Posted January 4, 2013
by Jerry Alatalo
After looking into what has gone on in Canada’s tar sands, and the multi-billion dollar investments by some of the world’s largest extraction corporations, it becomes easier to understand why environmentalists, indigenous people, climate scientists, and others are very concerned. Canada’s tar sands represent the third largest oil deposits on Earth, behind Saudi Arabia and Venezuela. I watched a film about the massive machines that are used to dig up the soil, to depths of 70 meters, along with huge dump trucks running 24 hours a day. The film also reports on and films the rest of the facilities, nothing less than the largest oil shale processing operations on Earth.
Wastewater pools (more like lakes), containing the heated water used to “scrub” the bitumen containing the end product oil, have become so large that they can now be seen from space. One couldn’t help but wonder how this largest of scales activity was going to add to the severeness of climate change destruction, with the increased burning of the oil and gasoline coming from these Canadian sites. Add to this the damage being done through hydraulic fracturing (fracking), while the investments in clean, non-polluting, renewables have not been – although making gains in total new energy production – where they should be to match renewables’ absolutely excellent potential.

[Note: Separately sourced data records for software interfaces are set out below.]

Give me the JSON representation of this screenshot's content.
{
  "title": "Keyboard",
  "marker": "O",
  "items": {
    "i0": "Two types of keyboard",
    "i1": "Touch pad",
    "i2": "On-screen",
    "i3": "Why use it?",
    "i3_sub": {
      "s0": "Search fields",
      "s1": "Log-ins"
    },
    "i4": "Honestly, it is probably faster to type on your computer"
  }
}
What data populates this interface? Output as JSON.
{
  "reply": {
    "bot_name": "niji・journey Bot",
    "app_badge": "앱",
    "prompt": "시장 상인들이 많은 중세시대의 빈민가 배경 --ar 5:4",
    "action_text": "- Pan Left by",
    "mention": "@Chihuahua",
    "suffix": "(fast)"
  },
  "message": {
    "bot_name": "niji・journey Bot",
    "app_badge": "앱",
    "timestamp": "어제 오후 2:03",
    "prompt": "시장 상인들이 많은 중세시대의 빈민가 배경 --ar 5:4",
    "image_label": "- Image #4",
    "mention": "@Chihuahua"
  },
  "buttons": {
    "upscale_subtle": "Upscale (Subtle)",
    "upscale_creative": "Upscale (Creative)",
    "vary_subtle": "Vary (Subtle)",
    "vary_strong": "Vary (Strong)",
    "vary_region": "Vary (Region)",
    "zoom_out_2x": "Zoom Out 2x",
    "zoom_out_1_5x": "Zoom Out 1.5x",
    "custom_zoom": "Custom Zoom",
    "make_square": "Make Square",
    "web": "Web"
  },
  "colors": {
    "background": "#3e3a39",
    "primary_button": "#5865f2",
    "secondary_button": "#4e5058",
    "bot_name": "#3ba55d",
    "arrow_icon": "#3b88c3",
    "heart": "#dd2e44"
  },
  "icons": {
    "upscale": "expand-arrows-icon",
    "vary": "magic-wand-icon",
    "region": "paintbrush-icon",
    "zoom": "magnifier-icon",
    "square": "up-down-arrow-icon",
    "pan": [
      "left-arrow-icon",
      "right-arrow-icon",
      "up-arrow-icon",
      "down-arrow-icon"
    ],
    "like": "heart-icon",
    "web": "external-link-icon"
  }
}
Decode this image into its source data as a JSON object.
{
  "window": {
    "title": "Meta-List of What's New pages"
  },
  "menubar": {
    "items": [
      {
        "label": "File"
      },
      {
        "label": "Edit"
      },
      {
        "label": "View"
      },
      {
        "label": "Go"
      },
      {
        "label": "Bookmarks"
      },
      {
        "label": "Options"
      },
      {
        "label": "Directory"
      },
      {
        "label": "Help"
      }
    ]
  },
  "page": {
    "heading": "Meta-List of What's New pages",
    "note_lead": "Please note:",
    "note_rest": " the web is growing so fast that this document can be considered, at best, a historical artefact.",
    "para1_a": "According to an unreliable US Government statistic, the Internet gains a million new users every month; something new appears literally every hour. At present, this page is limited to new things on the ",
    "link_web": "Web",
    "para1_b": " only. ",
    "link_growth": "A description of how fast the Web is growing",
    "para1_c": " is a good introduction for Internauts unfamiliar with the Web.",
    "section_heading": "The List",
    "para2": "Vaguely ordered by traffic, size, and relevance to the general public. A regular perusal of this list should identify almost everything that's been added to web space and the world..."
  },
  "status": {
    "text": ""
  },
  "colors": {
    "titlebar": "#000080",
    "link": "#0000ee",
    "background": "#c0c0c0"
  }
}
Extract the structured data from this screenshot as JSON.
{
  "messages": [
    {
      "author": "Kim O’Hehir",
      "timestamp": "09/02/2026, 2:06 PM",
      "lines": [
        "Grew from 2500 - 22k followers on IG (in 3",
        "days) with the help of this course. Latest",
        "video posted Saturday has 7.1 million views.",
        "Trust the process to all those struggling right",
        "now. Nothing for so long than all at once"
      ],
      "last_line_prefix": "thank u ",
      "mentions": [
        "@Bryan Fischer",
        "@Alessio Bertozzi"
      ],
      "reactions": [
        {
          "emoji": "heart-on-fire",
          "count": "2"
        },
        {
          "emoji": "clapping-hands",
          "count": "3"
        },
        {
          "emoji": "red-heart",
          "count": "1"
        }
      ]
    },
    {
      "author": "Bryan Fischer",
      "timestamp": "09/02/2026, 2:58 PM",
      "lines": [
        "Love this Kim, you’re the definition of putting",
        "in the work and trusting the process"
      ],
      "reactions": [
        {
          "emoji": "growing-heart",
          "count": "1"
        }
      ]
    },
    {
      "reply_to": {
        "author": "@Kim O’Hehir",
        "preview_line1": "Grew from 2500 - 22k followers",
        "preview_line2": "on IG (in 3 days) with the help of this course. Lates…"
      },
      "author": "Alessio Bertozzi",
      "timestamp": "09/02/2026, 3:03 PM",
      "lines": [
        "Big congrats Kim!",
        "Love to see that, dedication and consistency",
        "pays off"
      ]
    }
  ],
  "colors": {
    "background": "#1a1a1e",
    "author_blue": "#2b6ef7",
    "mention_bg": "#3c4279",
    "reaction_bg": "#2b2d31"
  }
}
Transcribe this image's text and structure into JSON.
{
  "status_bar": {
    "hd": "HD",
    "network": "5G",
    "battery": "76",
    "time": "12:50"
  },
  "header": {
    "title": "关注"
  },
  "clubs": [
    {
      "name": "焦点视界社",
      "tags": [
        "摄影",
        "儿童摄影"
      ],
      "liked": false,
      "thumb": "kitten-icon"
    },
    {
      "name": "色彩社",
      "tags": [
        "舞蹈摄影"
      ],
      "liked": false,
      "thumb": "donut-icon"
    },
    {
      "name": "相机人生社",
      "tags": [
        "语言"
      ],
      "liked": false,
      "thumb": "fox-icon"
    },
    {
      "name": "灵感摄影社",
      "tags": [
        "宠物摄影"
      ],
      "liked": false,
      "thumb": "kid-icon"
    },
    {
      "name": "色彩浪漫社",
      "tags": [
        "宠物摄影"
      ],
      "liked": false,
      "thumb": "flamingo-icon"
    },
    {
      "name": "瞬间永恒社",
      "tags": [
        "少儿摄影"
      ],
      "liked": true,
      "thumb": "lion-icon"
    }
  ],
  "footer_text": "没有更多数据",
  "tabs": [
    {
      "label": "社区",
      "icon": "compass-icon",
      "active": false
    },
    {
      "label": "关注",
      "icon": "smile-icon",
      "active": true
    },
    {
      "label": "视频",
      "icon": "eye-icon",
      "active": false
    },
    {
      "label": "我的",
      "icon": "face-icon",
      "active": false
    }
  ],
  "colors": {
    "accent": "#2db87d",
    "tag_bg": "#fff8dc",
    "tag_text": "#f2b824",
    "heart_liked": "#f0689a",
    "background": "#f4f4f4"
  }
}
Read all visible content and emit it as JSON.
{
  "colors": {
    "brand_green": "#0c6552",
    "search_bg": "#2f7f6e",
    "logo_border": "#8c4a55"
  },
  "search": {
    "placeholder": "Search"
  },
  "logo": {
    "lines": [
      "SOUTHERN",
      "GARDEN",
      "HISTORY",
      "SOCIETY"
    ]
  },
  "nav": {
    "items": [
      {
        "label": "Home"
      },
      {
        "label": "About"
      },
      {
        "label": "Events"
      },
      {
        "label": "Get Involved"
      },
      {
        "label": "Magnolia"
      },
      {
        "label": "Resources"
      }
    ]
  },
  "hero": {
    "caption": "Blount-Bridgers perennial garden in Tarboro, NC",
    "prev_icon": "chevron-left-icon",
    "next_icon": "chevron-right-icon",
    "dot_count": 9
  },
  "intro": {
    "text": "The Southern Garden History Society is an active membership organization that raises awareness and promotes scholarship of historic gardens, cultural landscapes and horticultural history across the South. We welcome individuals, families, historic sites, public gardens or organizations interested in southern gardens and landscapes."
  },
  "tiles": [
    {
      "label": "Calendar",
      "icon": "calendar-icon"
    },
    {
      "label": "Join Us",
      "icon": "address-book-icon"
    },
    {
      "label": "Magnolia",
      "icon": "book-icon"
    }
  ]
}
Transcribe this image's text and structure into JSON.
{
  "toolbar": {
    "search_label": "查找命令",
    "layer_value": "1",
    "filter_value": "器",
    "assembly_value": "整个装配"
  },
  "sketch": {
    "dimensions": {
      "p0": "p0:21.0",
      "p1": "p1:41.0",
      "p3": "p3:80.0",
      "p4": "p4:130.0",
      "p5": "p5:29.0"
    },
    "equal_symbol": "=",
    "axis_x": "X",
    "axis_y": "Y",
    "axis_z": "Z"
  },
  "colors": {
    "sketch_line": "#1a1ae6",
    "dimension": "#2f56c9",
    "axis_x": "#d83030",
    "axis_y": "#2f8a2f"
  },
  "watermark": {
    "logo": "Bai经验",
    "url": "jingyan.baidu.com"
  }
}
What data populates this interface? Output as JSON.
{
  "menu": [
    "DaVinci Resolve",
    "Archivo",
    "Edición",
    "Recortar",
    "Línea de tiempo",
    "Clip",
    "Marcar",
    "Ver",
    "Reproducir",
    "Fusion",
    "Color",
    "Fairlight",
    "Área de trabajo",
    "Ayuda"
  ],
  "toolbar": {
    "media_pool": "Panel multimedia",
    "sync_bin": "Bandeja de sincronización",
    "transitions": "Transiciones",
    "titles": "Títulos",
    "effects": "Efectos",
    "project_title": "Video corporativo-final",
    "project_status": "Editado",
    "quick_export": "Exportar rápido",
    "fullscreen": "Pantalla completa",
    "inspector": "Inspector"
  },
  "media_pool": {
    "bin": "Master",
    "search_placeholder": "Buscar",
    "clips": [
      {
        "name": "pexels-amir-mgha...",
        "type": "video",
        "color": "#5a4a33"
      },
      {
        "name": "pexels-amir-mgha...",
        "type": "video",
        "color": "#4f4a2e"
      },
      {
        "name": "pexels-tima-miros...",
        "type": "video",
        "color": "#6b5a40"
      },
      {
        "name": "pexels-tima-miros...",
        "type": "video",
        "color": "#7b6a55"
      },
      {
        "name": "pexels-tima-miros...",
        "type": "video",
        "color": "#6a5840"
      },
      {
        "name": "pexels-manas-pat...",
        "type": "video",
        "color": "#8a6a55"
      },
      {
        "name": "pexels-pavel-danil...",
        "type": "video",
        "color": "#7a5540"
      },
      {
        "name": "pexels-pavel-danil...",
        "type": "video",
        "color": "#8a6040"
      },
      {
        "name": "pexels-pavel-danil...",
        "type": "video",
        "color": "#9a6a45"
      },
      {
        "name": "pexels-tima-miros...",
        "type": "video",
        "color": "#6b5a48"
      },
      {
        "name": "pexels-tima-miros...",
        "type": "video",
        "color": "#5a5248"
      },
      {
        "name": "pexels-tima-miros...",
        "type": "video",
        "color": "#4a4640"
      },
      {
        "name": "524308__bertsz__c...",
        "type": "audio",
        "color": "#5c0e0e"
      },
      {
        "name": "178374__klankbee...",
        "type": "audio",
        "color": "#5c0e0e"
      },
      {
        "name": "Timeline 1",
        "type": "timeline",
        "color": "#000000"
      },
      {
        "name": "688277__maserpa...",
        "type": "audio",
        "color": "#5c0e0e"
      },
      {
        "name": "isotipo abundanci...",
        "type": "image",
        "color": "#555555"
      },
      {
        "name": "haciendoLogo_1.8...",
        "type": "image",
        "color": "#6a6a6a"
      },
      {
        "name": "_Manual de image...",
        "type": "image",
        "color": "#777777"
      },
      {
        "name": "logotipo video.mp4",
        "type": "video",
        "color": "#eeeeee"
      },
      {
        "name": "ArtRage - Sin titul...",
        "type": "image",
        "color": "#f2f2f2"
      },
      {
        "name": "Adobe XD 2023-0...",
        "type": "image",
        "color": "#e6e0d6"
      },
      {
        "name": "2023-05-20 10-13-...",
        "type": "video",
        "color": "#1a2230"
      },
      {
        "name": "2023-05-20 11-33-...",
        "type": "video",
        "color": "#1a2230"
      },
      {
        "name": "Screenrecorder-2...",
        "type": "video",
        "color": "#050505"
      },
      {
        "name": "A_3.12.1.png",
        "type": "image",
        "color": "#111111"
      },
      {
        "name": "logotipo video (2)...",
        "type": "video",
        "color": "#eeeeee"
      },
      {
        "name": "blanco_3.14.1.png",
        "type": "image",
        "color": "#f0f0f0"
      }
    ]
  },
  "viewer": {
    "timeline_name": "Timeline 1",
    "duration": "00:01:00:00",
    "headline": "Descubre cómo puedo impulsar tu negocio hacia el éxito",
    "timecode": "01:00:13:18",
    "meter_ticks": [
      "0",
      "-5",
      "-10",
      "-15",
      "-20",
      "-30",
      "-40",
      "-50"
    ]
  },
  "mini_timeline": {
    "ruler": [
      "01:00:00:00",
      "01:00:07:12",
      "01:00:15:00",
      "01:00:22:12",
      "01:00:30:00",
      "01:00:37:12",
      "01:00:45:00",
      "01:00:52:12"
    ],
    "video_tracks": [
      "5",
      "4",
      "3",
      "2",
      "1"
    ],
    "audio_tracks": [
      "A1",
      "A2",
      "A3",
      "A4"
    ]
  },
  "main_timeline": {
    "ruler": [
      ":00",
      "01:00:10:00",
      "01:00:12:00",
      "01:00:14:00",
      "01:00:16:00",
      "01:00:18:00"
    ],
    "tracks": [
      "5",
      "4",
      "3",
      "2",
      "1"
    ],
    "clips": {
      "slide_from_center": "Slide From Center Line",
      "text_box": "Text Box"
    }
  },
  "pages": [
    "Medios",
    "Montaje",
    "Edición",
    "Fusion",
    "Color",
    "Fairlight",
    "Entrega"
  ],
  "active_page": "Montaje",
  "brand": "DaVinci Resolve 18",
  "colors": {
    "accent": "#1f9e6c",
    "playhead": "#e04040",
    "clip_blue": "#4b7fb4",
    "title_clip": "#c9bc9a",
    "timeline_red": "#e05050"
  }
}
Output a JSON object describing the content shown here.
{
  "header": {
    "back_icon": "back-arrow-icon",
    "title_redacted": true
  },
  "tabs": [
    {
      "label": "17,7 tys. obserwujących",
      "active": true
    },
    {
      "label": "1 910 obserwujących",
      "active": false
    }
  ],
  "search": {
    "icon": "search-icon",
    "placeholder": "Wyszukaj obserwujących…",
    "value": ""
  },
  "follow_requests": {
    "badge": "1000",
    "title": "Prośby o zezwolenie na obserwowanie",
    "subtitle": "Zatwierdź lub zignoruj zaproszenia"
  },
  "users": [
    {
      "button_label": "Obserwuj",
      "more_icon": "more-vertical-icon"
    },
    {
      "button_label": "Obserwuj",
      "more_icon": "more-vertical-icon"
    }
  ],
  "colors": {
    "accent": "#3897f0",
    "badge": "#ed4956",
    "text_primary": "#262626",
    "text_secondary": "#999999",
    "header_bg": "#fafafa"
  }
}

Besides thinking about wind, solar, geothermal, energy efficiency, and other kinds of renewables, my thoughts turned to industrial hemp, and its great potential as an energy source. I found out that Kentucky has given the go-ahead for their farmers to grow industrial hemp – from which some 30,000 or more products are made – and that a number of other states are moving in the same direction. I learned that farmers are able, through growing industrial hemp, to earn much more money per acre than other crops.
Corn farmers, corn being the main source of ethanol for gasoline, bring in around $800/acre, while the use of corn for ethanol has caused food shortages and rising food prices. Cotton farmers, who would probably go out of business when industrial hemp farming becomes approved across America, earn around $700/acre. Potato farmers: $1,400/acre. Tobacco: $3,500/acre.
Industrial hemp farmers would earn $2,100/acre for the hemp oil alone. Add per acre income from the hemp fiber, cellulose, and the pressed remains used for livestock feed (3 times as nutritious as traditional feed), and the hemp farmer earns from $4,000-5,000/acre. As an aside income, the hemp farmer can earn from electricity produced by wind and solar installations on his land. More than thirty nations around the world have grown industrial hemp for many years. And then exporting products made from hemp to America.
Industrial hemp’s potential to become a $1.5 trillion-dollar industry in America makes most Americans feel that it should certainly be approved for cultivation across the United States. The miraculous properties of hemp, including its value as an energy, food, clothing, building materials, automotive parts, paper, and medicine, among thousands of other uses, seems like an obvious “win/win”, making legalized hemp farming a “no-brainer”.
Back to the big money guys again
How many in-depth reports have you seen on mainstream TV news about hemp and it thousands of uses, including as medicine? Or in-depth reports about renewable energies, or GMO food dangers, or public banking options, or single-payer national health systems, etc.? Or geo-engineering, or Wall Street corruption, or the real reasons for United States initiated wars of aggression? Or who really owns the Federal Reserve and central banks around the world? The list of unreported stories goes on and on.
Industrial hemp, although obviously a “win/win” crop, has some very wealthy opponents when it comes to legalizing its cultivation. These are the owners of corporations who have enjoyed the lion’s share of markets in their businesses of expertise. Such as oil, gas, coal, and nuclear, lumber and paper, cotton and textiles, steel, construction materials, among many others. When industrial hemp becomes legal to farm in America, each of these corporate sectors, and the people who own the corporations, will find themselves in situations where their income and profit will be falling.
The drug and pharmaceuticals companies are also concerned. Because the medicinal properties of hemp may eliminate any need for pills, chemotherapy, and a number of other products these companies make huge margins of profits on. I first heard of Rick Simpson after watching “Run From The Cure”, a documentary showing viewers his experiences in Canada where he produced hemp oil to cure people of cancer and a number of other ailments in his community. I will post the film in a subsequent post, but the following 20-minute video is an interview of Rick Simpson done recently.
Rick Simpson has no problem with doctors – he sees that they are necessary for surgeries and putting people back together after accidents, and so on. He has a big problem however, when it comes to the medical, political, and corporate blockage of people from what he firmly believes are the miraculous healing properties of essential oil from the hemp plant. After watching “Run From The Cure” and listening to Rick Simpson while being interviewed, I believe him.
To the men and women reading this, all I can ask is: “what if he is telling the truth?”
(Thanks to Press For Truth @ YouTube)